What is being asked>
Using the records below, locate all lines containing "hold" and return them.

Record excerpts>

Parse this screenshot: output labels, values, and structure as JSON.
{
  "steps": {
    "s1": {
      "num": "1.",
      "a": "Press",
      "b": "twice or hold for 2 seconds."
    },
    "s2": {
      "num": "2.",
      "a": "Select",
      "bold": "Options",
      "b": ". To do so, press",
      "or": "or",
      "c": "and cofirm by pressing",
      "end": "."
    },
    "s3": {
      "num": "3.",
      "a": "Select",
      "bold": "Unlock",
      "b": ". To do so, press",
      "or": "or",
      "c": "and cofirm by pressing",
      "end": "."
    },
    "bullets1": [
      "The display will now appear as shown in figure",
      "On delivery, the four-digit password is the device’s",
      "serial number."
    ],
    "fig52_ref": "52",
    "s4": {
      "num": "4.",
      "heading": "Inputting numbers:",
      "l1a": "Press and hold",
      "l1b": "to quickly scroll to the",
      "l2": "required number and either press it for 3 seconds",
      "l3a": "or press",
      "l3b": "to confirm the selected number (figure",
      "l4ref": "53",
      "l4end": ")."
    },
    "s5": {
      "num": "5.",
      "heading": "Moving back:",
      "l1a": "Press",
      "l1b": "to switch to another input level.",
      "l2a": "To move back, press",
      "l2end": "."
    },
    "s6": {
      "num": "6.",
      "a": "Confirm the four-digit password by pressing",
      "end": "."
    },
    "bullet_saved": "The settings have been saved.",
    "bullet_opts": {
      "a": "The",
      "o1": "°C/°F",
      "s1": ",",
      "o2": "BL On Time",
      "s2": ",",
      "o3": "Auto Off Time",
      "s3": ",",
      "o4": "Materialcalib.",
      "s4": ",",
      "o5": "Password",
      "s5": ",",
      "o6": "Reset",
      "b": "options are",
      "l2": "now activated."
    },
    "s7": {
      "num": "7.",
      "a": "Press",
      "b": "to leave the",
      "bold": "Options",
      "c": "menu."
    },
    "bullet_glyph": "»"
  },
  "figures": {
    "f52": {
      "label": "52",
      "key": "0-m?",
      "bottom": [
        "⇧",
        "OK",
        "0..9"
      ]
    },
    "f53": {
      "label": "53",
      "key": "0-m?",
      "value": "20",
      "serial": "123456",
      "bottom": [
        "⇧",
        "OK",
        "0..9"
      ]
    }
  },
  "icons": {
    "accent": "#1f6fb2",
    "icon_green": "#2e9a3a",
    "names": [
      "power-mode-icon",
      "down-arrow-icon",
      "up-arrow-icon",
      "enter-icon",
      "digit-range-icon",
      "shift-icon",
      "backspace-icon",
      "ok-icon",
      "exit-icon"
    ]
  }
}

Answer space>
      "b": "twice or hold for 2 seconds."
      "l1a": "Press and hold",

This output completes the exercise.